Why add baking soda to chickpeas?
So, if baking soda is usually used to help baked goods rise, why on earth would you want to add it to dried chickpeas? It’s not like you need your chickpeas to puff up with carbon dioxide (right?!).
Well, it’s all to do with softening the chickpeas. As I found when I was researching splitting bean skins, cooking beans and chickpeas is a real art. It’s all about rehydrating your pulses to the perfect softness.
Chickpeas have a tough skin around them, and even with long cooking times, they can be difficult to soften. Sometimes, chickpeas can end up feeling a little crunchier than perhaps you hoped they would be.
This is especially apparent if you’re blending your chickpeas into hummus. If your chickpeas are not perfectly soft, your hummus may end up slightly grainy or lumpy.
How acidic liquid affects chickpeas
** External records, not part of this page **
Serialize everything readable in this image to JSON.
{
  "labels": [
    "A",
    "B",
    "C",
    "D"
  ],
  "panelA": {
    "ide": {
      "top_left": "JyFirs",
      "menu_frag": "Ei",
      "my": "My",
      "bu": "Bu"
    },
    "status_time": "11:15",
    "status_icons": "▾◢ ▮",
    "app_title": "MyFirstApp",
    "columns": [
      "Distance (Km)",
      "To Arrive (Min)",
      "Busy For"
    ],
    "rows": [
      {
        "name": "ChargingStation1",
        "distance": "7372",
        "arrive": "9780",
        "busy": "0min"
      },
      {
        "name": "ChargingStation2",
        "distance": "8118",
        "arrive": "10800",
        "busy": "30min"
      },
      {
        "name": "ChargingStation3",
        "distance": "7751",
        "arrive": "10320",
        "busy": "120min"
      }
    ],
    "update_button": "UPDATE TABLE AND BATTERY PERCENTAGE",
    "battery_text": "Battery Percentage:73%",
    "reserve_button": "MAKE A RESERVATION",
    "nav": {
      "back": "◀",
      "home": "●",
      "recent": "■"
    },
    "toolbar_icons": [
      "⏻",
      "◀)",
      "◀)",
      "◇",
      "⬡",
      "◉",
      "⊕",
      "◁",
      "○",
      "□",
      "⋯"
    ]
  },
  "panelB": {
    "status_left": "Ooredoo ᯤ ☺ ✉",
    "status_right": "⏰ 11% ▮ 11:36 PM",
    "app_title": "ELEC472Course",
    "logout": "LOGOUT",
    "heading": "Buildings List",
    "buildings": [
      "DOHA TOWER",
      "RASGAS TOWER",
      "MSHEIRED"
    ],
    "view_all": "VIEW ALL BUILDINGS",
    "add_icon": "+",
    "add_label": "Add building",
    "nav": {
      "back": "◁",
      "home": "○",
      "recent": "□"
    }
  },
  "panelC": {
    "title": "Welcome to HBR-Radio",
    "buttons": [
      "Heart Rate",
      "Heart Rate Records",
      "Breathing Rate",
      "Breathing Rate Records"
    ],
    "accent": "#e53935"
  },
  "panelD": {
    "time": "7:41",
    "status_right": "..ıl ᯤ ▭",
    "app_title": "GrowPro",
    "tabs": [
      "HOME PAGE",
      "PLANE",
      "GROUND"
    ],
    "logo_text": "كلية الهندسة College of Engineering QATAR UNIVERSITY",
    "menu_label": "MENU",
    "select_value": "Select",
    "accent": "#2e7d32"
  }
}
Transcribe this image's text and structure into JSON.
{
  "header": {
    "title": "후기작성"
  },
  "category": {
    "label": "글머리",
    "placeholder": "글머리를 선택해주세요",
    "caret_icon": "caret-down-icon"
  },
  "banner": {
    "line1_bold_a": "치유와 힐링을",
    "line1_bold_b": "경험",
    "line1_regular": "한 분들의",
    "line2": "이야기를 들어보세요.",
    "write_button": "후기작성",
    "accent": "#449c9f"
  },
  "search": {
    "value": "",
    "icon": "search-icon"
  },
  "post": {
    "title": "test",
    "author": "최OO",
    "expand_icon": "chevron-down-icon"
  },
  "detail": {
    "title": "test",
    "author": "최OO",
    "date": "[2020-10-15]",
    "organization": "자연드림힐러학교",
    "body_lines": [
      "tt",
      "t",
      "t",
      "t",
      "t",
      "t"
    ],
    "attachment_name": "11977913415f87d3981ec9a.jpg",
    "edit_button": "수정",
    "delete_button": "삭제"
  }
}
Adding baking soda to the water while the chickpeas soak or cook raises the pH of the water (i.e. makes the water more alkaline / less acidic).
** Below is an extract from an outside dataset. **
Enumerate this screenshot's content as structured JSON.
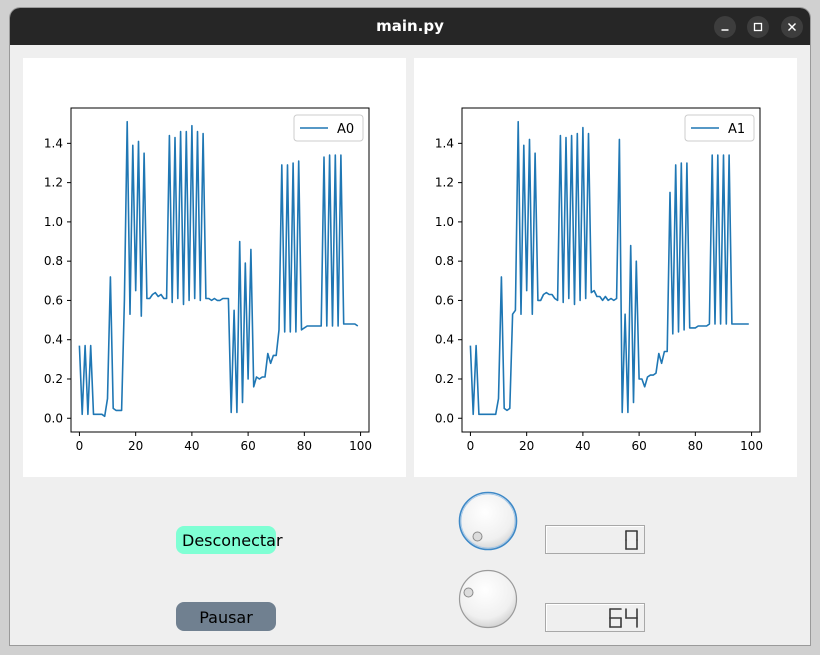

It’s long been known that cooking chickpeas in an acidic environment can prevent them from softening completely, even with long cooking times. This is why it’s recommended to wait until after your chickpeas have cooked to add acidic ingredients like tomatoes, vinegar or lemon.
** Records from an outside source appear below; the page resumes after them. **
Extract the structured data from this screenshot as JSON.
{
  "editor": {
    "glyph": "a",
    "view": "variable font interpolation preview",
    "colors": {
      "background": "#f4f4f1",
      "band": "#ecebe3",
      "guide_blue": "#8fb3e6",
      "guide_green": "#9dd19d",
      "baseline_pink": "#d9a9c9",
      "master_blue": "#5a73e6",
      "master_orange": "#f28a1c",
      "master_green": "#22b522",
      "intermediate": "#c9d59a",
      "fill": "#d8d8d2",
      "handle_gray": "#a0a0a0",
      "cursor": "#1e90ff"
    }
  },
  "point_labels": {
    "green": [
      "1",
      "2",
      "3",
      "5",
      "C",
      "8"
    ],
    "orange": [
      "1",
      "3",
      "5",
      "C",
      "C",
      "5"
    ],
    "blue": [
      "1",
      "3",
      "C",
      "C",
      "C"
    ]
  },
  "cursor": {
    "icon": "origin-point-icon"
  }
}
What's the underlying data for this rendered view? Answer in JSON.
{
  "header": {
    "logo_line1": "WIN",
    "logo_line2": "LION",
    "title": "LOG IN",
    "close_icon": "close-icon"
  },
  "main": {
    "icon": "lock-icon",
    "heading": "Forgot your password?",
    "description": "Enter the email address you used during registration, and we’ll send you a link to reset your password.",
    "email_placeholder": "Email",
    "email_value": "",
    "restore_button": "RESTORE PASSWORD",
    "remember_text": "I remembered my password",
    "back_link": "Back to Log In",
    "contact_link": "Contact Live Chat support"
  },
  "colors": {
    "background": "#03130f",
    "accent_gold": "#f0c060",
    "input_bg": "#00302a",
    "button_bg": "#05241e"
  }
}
Alkaline environments (such as water with baking soda!), on the other hand, are brilliant for softening legumes. It makes the skins of the chickpeas more soluble, allowing the liquid to enter the cells more easily, and helping them to soften.
Chickpeas that have been soaked in water with baking soda will generally go on to cook in less time than chickpeas soaked without baking soda. Depending on how much baking powder you use, and several other variables, the difference in cooking time could only save you a few minutes, or it could cut your cooking time in half. You really need to just experiment to see whether you find any noticeable difference.
You may also find the baking soda chickpeas become softer and more creamy than those cooked without baking soda.
It turns out that an alkaline environment starts a chemical reaction that causes the cell structure of legumes to break down. When we add baking soda to a pot of cooking beans, it results in tender beans in less time.
On the flip side, adding acid causes the cell structure of legumes to remain firm. If there is too much acid in the pot, the beans may never soften enough to be ready to eat. This means that you should be careful when cooking beans with acidic ingredients, especially tomatoes, citrus juices, and vinegar. We find it is best to add citrus juices and vinegars at the end of the cooking process—when the beans are already softened. (This also preserves the flavor of these acidic ingredients.) Tomatoes generally need some cooking time, so we often add tomatoes (including all canned tomato products) partway through the cooking process, after the beans have softened considerably.
The lesson? Along with brining and soaking, baking soda can work wonders on beans, saving you up to an hour of cooking time. Just be sure not to add more than a pinch—too much and the beans can end up tasting soapy and unpleasant.
Does putting a potato in beans reduce gas?
Does putting a potato in beans reduce gas? She put in a whole potato in the pot as well while boiling them supposedly for the purpose of “absorbing” the gas from the beans. The result is that the beans are supposed to make you less gassy but if you eat the potato you’ll get super gassy. That’s a waste of a good potato!…Advertisements… CONTINUE READING BELOW